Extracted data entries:
┄┄┄┄┄┄┄┄┄┄┄┄┄┄┄┄┄┄┄┄
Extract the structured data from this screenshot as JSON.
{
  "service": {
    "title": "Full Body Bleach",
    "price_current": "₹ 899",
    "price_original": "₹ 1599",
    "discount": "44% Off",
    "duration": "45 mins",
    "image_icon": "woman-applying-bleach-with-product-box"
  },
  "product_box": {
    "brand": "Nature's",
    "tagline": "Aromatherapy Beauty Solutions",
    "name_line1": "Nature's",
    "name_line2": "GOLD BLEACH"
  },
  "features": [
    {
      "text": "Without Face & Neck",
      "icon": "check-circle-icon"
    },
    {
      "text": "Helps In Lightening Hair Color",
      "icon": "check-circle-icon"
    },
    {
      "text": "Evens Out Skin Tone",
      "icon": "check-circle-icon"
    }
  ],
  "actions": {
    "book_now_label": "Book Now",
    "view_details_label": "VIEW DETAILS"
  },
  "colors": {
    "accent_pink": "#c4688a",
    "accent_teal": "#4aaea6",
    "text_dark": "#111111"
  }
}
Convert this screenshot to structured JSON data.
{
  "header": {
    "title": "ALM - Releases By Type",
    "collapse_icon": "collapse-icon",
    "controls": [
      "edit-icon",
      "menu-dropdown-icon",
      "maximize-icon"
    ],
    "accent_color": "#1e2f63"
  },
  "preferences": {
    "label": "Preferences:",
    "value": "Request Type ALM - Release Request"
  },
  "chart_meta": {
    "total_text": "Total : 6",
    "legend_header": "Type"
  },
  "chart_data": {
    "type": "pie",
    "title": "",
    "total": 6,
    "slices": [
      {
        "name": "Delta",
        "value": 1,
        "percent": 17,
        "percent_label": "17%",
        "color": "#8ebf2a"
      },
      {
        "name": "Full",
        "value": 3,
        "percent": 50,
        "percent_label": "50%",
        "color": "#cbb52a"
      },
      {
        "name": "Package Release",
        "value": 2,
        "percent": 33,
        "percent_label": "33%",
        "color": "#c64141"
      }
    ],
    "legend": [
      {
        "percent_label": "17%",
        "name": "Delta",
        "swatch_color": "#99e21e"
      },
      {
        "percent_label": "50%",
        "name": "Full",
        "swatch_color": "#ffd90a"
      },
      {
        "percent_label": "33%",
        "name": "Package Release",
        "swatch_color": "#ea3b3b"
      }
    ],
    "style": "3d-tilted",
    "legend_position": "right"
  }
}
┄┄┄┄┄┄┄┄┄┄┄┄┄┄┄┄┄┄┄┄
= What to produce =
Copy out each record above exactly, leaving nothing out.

= Problem solution =
Extract the structured data from this screenshot as JSON.
{
  "service": {
    "title": "Full Body Bleach",
    "price_current": "₹ 899",
    "price_original": "₹ 1599",
    "discount": "44% Off",
    "duration": "45 mins",
    "image_icon": "woman-applying-bleach-with-product-box"
  },
  "product_box": {
    "brand": "Nature's",
    "tagline": "Aromatherapy Beauty Solutions",
    "name_line1": "Nature's",
    "name_line2": "GOLD BLEACH"
  },
  "features": [
    {
      "text": "Without Face & Neck",
      "icon": "check-circle-icon"
    },
    {
      "text": "Helps In Lightening Hair Color",
      "icon": "check-circle-icon"
    },
    {
      "text": "Evens Out Skin Tone",
      "icon": "check-circle-icon"
    }
  ],
  "actions": {
    "book_now_label": "Book Now",
    "view_details_label": "VIEW DETAILS"
  },
  "colors": {
    "accent_pink": "#c4688a",
    "accent_teal": "#4aaea6",
    "text_dark": "#111111"
  }
}
Convert this screenshot to structured JSON data.
{
  "header": {
    "title": "ALM - Releases By Type",
    "collapse_icon": "collapse-icon",
    "controls": [
      "edit-icon",
      "menu-dropdown-icon",
      "maximize-icon"
    ],
    "accent_color": "#1e2f63"
  },
  "preferences": {
    "label": "Preferences:",
    "value": "Request Type ALM - Release Request"
  },
  "chart_meta": {
    "total_text": "Total : 6",
    "legend_header": "Type"
  },
  "chart_data": {
    "type": "pie",
    "title": "",
    "total": 6,
    "slices": [
      {
        "name": "Delta",
        "value": 1,
        "percent": 17,
        "percent_label": "17%",
        "color": "#8ebf2a"
      },
      {
        "name": "Full",
        "value": 3,
        "percent": 50,
        "percent_label": "50%",
        "color": "#cbb52a"
      },
      {
        "name": "Package Release",
        "value": 2,
        "percent": 33,
        "percent_label": "33%",
        "color": "#c64141"
      }
    ],
    "legend": [
      {
        "percent_label": "17%",
        "name": "Delta",
        "swatch_color": "#99e21e"
      },
      {
        "percent_label": "50%",
        "name": "Full",
        "swatch_color": "#ffd90a"
      },
      {
        "percent_label": "33%",
        "name": "Package Release",
        "swatch_color": "#ea3b3b"
      }
    ],
    "style": "3d-tilted",
    "legend_position": "right"
  }
}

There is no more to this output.